● **WORK TO BE COMPLETED**: The lines to copy are those in the records below that hold the word "JSON".

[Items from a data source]

===

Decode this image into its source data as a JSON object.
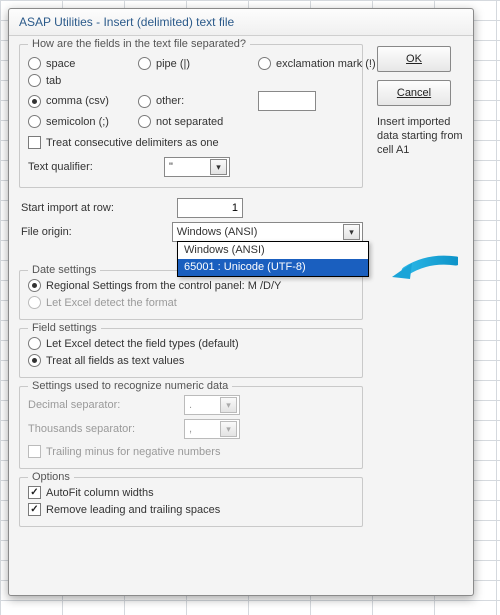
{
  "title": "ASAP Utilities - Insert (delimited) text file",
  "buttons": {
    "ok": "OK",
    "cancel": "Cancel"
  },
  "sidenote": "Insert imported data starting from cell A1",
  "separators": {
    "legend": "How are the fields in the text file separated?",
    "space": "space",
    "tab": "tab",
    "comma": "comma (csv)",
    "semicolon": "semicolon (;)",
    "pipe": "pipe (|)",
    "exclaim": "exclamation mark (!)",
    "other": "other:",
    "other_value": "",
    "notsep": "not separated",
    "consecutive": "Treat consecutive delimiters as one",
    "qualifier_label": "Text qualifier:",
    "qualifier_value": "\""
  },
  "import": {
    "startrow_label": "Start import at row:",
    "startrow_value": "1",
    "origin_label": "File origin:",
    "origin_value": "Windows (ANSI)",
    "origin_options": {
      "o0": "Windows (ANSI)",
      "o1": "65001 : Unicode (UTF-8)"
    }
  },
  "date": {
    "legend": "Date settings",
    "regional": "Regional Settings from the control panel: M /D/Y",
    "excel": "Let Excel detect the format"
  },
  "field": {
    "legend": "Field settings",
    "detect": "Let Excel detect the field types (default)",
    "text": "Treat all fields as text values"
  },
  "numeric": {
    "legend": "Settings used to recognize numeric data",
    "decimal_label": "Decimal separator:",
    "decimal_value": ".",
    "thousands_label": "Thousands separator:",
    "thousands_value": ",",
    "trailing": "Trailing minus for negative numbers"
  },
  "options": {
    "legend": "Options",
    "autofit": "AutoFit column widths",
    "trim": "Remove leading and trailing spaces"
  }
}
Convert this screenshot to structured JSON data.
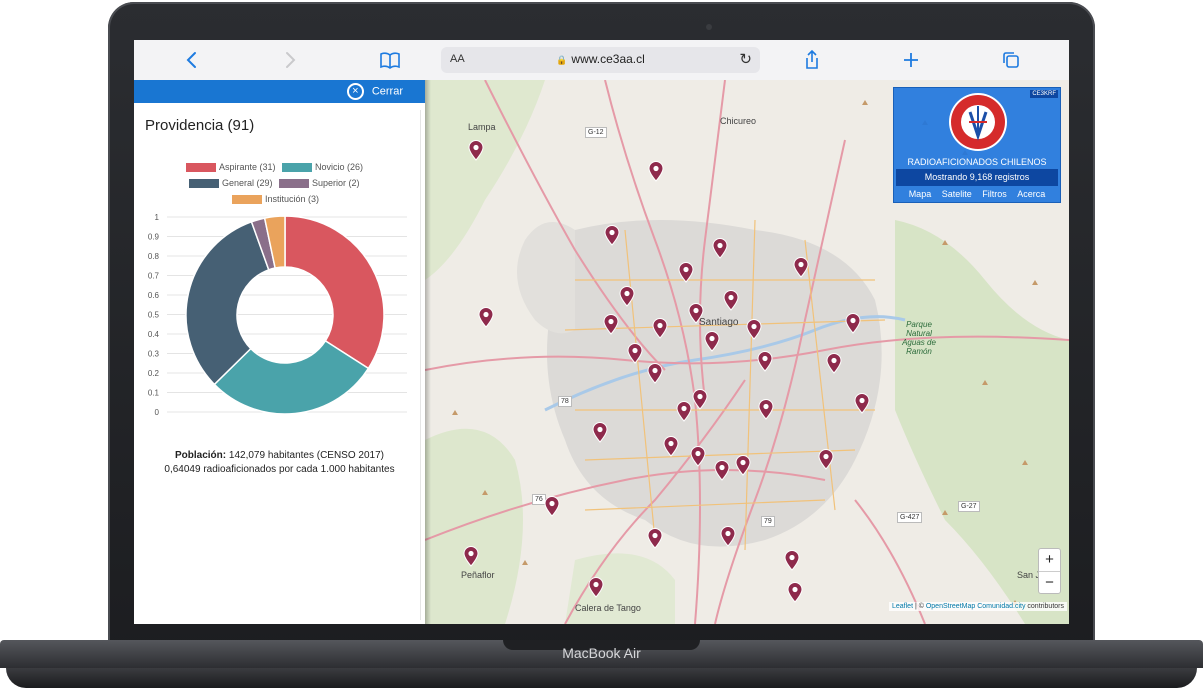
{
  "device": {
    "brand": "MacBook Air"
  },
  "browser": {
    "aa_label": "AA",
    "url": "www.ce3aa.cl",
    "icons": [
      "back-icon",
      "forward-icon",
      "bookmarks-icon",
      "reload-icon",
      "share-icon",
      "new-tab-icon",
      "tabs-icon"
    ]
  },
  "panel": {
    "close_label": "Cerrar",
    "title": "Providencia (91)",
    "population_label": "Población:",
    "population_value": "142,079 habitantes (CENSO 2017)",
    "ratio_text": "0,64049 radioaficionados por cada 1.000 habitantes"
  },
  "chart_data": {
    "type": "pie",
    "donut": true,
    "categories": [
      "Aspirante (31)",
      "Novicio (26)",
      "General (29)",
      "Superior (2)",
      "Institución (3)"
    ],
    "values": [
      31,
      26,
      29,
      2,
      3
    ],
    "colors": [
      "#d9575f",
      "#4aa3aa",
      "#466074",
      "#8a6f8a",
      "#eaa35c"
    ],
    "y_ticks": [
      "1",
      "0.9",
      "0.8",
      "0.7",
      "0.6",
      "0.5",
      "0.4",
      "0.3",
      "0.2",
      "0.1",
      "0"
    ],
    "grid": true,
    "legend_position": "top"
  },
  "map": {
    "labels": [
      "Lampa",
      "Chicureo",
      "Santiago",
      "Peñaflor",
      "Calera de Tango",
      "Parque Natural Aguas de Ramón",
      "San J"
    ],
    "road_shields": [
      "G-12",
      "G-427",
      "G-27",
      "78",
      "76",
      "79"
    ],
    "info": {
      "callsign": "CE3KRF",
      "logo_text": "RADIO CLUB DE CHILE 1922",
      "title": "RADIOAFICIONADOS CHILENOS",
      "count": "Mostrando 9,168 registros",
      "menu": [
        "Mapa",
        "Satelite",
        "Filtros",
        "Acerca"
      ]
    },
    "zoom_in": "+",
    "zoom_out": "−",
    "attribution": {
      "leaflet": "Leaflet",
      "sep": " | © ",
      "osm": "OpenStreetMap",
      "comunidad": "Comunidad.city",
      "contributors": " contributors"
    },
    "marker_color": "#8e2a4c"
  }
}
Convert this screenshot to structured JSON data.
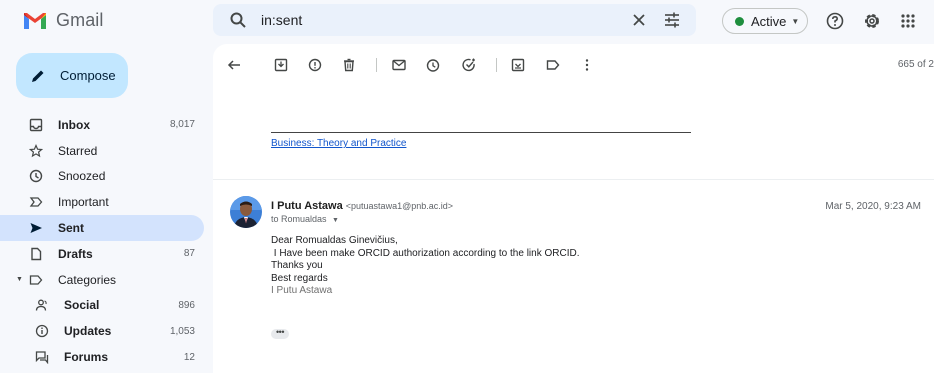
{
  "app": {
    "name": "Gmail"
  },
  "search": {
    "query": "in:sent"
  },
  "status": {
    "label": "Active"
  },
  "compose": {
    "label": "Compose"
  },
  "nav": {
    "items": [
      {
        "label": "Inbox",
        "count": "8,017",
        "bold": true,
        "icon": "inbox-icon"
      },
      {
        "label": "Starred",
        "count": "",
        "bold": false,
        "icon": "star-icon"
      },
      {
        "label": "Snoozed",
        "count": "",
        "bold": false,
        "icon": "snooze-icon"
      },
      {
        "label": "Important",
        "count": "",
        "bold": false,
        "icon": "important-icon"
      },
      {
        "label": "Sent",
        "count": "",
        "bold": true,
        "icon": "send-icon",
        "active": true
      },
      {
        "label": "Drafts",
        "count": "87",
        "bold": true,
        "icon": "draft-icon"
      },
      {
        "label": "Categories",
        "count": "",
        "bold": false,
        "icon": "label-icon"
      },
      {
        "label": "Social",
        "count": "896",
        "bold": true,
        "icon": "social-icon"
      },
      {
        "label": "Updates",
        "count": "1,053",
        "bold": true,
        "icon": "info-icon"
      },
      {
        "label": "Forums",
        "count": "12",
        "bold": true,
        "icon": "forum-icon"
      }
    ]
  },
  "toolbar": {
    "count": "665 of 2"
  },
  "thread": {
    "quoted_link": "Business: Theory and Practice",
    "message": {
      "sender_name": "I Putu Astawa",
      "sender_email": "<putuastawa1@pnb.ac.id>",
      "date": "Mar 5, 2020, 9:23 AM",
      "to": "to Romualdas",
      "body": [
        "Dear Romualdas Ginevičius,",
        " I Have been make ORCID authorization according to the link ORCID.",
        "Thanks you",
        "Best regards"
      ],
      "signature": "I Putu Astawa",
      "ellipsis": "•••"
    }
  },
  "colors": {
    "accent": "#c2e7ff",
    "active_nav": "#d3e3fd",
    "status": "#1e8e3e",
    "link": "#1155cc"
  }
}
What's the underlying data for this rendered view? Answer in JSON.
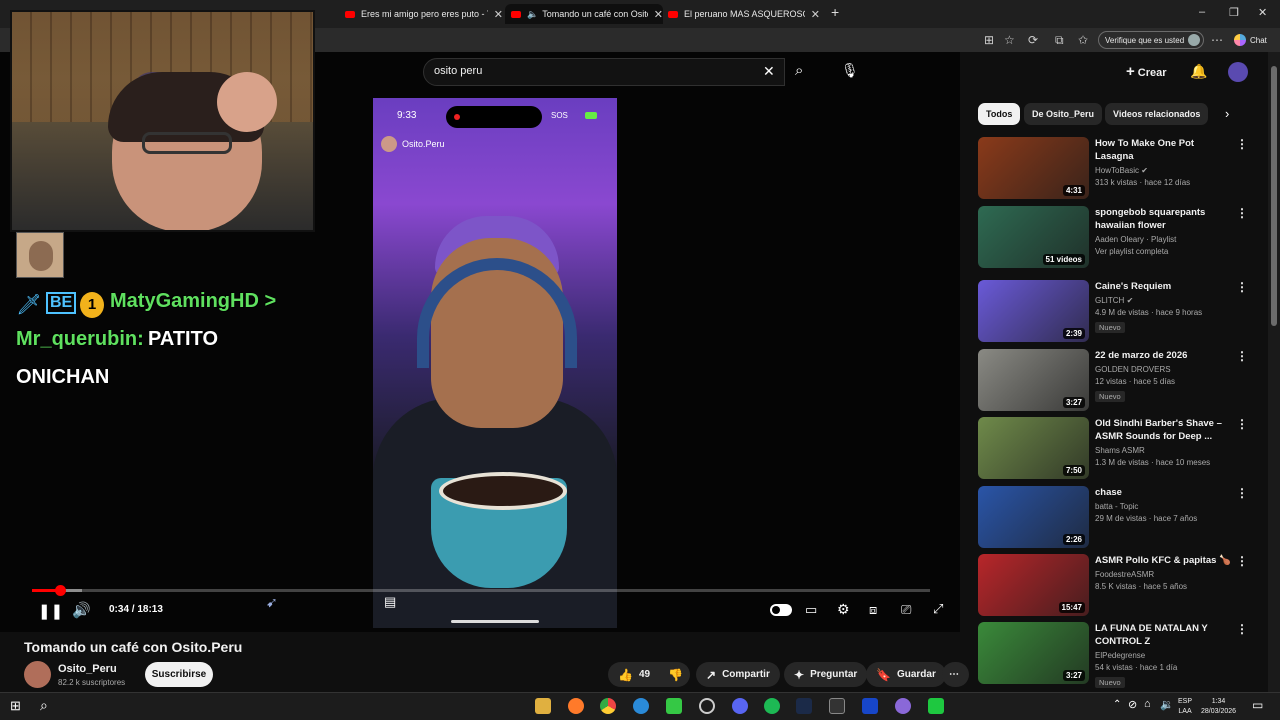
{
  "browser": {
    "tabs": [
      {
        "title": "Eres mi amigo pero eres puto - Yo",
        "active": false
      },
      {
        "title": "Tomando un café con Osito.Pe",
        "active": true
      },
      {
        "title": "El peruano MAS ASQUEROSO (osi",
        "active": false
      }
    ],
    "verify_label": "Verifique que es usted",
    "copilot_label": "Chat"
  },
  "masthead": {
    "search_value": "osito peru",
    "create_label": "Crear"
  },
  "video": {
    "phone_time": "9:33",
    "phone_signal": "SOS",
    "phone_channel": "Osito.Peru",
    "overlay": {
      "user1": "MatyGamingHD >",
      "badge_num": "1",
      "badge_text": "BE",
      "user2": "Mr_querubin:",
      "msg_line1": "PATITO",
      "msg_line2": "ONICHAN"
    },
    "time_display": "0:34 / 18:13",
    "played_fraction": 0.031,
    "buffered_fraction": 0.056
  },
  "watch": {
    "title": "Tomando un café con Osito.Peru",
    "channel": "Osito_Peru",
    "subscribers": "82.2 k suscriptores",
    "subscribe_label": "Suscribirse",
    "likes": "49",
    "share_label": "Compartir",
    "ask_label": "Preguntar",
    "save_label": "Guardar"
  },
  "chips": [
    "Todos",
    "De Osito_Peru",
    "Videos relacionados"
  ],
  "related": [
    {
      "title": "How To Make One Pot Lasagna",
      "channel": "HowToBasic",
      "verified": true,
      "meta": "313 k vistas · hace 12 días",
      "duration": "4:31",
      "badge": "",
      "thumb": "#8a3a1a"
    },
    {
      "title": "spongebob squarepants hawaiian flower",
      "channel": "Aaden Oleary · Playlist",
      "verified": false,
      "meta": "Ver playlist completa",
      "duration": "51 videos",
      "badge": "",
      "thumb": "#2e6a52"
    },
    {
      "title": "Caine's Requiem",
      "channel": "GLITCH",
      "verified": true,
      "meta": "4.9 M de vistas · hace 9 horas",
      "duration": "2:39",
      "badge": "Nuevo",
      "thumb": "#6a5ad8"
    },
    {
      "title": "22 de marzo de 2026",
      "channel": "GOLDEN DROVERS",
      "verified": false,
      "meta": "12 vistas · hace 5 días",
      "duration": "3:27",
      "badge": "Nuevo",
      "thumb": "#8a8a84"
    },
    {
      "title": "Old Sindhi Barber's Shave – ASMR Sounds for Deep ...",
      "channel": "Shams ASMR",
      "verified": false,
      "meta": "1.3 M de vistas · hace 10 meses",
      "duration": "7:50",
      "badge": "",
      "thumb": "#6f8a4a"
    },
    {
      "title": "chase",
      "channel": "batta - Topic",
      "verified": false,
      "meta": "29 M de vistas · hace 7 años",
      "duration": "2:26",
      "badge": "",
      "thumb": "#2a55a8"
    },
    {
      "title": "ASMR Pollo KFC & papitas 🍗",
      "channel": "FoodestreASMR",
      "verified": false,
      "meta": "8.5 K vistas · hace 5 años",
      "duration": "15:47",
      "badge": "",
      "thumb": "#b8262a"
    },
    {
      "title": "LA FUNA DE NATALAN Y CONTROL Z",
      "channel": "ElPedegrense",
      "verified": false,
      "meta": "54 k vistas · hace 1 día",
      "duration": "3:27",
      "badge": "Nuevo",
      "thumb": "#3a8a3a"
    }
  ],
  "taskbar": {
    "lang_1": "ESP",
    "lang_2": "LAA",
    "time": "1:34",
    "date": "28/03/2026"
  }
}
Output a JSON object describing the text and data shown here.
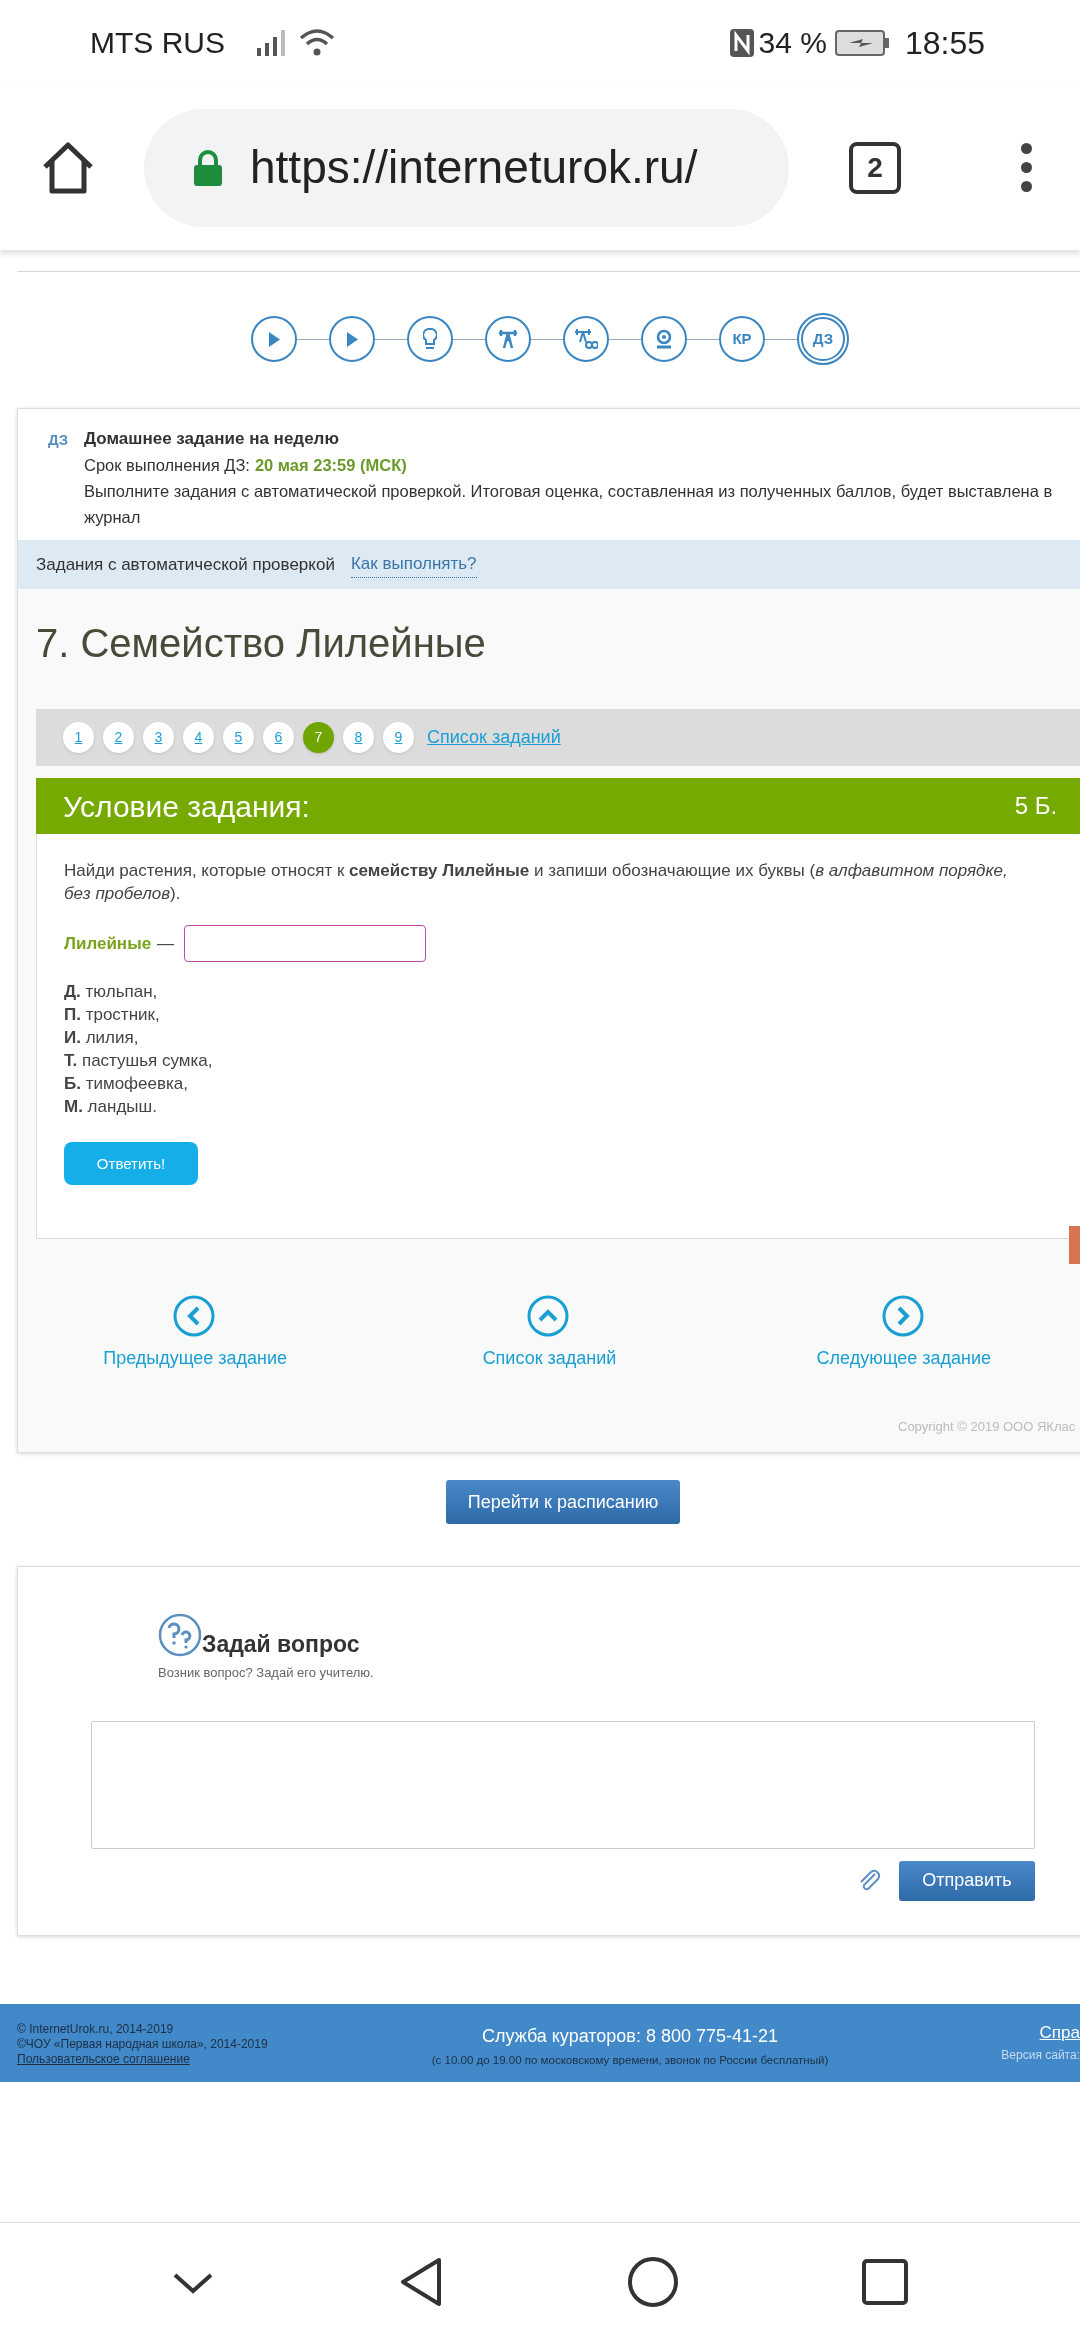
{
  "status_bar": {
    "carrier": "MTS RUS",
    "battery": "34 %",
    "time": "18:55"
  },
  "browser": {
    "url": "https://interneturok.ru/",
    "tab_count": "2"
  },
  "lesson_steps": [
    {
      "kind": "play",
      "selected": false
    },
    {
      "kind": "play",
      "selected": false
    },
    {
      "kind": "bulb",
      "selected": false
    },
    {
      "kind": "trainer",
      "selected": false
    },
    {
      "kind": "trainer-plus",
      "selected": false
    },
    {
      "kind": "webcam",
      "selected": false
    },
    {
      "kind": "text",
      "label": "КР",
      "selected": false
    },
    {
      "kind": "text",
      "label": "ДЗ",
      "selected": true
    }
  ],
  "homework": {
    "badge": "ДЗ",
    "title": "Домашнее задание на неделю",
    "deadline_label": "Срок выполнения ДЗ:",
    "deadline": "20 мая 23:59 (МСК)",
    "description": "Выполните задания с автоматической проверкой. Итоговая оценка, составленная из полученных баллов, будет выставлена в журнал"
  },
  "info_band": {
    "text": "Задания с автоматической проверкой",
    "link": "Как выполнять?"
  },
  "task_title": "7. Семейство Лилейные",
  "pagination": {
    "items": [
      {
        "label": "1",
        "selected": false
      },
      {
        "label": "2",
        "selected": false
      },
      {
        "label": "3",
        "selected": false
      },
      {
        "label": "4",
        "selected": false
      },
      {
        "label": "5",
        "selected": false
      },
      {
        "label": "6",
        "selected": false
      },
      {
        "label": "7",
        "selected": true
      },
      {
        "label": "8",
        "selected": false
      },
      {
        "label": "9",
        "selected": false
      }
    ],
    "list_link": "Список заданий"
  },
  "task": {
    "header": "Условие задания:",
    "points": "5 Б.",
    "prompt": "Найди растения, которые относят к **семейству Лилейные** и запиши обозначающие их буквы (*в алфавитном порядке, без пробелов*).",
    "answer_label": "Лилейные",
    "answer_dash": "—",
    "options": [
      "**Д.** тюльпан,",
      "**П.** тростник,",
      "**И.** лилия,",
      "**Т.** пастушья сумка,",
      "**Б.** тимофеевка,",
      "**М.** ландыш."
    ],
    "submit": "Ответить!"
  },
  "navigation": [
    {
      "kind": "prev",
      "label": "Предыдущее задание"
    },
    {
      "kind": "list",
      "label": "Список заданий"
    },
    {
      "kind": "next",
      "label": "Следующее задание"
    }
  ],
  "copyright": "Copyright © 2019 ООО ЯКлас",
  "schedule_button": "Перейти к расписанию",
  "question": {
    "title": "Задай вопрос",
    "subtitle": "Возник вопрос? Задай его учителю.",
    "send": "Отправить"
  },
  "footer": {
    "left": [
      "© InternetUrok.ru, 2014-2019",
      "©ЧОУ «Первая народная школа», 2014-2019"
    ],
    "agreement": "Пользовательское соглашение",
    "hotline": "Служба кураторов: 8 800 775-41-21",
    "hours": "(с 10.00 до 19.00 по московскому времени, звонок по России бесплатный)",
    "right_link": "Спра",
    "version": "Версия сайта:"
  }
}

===

● **EXERCISE SOLUTION**:
Decode this image into its source data as a JSON object.
Convert this screenshot to structured JSON data.
Convert this screenshot to structured JSON data.
What's the underlying data for this rendered view? Answer in JSON.
Output a JSON object describing the text and data shown here.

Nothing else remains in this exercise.